Dataset rows describing interfaces:
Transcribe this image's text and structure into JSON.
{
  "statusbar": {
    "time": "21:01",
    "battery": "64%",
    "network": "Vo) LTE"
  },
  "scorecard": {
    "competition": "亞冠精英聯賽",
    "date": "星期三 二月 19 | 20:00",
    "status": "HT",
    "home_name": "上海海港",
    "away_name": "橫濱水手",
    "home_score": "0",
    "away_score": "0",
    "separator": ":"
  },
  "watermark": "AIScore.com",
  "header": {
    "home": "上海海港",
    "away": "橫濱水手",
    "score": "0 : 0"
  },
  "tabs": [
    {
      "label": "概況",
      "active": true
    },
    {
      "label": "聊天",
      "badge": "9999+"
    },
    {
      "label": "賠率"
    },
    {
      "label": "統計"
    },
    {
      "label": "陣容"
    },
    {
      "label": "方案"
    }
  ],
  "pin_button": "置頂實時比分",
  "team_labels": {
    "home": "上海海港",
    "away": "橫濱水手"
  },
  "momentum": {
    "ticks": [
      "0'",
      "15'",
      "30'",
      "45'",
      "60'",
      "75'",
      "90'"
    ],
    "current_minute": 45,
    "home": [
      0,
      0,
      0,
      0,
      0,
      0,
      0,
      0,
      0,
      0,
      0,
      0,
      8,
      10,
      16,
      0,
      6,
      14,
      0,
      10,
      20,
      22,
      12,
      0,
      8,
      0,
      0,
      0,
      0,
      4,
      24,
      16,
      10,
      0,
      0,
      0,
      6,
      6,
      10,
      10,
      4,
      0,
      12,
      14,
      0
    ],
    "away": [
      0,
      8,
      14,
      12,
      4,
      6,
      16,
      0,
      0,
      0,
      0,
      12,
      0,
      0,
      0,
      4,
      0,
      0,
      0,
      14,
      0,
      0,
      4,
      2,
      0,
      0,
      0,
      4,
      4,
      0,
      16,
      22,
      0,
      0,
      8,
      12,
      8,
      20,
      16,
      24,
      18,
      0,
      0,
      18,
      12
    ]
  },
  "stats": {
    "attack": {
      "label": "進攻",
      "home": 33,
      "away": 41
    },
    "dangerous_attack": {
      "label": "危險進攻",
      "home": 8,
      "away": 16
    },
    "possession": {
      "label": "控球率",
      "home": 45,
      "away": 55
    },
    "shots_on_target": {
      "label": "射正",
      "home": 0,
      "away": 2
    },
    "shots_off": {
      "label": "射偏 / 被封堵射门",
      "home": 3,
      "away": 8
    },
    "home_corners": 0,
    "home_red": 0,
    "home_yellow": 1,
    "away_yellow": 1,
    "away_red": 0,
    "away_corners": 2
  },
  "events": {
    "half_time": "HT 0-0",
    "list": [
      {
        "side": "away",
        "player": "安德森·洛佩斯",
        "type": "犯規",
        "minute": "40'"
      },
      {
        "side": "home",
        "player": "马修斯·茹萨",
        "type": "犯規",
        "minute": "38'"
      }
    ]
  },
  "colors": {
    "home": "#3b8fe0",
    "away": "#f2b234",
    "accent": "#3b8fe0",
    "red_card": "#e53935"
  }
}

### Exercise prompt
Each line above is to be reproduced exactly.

### Result of this task
Transcribe this image's text and structure into JSON.
{
  "statusbar": {
    "time": "21:01",
    "battery": "64%",
    "network": "Vo) LTE"
  },
  "scorecard": {
    "competition": "亞冠精英聯賽",
    "date": "星期三 二月 19 | 20:00",
    "status": "HT",
    "home_name": "上海海港",
    "away_name": "橫濱水手",
    "home_score": "0",
    "away_score": "0",
    "separator": ":"
  },
  "watermark": "AIScore.com",
  "header": {
    "home": "上海海港",
    "away": "橫濱水手",
    "score": "0 : 0"
  },
  "tabs": [
    {
      "label": "概況",
      "active": true
    },
    {
      "label": "聊天",
      "badge": "9999+"
    },
    {
      "label": "賠率"
    },
    {
      "label": "統計"
    },
    {
      "label": "陣容"
    },
    {
      "label": "方案"
    }
  ],
  "pin_button": "置頂實時比分",
  "team_labels": {
    "home": "上海海港",
    "away": "橫濱水手"
  },
  "momentum": {
    "ticks": [
      "0'",
      "15'",
      "30'",
      "45'",
      "60'",
      "75'",
      "90'"
    ],
    "current_minute": 45,
    "home": [
      0,
      0,
      0,
      0,
      0,
      0,
      0,
      0,
      0,
      0,
      0,
      0,
      8,
      10,
      16,
      0,
      6,
      14,
      0,
      10,
      20,
      22,
      12,
      0,
      8,
      0,
      0,
      0,
      0,
      4,
      24,
      16,
      10,
      0,
      0,
      0,
      6,
      6,
      10,
      10,
      4,
      0,
      12,
      14,
      0
    ],
    "away": [
      0,
      8,
      14,
      12,
      4,
      6,
      16,
      0,
      0,
      0,
      0,
      12,
      0,
      0,
      0,
      4,
      0,
      0,
      0,
      14,
      0,
      0,
      4,
      2,
      0,
      0,
      0,
      4,
      4,
      0,
      16,
      22,
      0,
      0,
      8,
      12,
      8,
      20,
      16,
      24,
      18,
      0,
      0,
      18,
      12
    ]
  },
  "stats": {
    "attack": {
      "label": "進攻",
      "home": 33,
      "away": 41
    },
    "dangerous_attack": {
      "label": "危險進攻",
      "home": 8,
      "away": 16
    },
    "possession": {
      "label": "控球率",
      "home": 45,
      "away": 55
    },
    "shots_on_target": {
      "label": "射正",
      "home": 0,
      "away": 2
    },
    "shots_off": {
      "label": "射偏 / 被封堵射门",
      "home": 3,
      "away": 8
    },
    "home_corners": 0,
    "home_red": 0,
    "home_yellow": 1,
    "away_yellow": 1,
    "away_red": 0,
    "away_corners": 2
  },
  "events": {
    "half_time": "HT 0-0",
    "list": [
      {
        "side": "away",
        "player": "安德森·洛佩斯",
        "type": "犯規",
        "minute": "40'"
      },
      {
        "side": "home",
        "player": "马修斯·茹萨",
        "type": "犯規",
        "minute": "38'"
      }
    ]
  },
  "colors": {
    "home": "#3b8fe0",
    "away": "#f2b234",
    "accent": "#3b8fe0",
    "red_card": "#e53935"
  }
}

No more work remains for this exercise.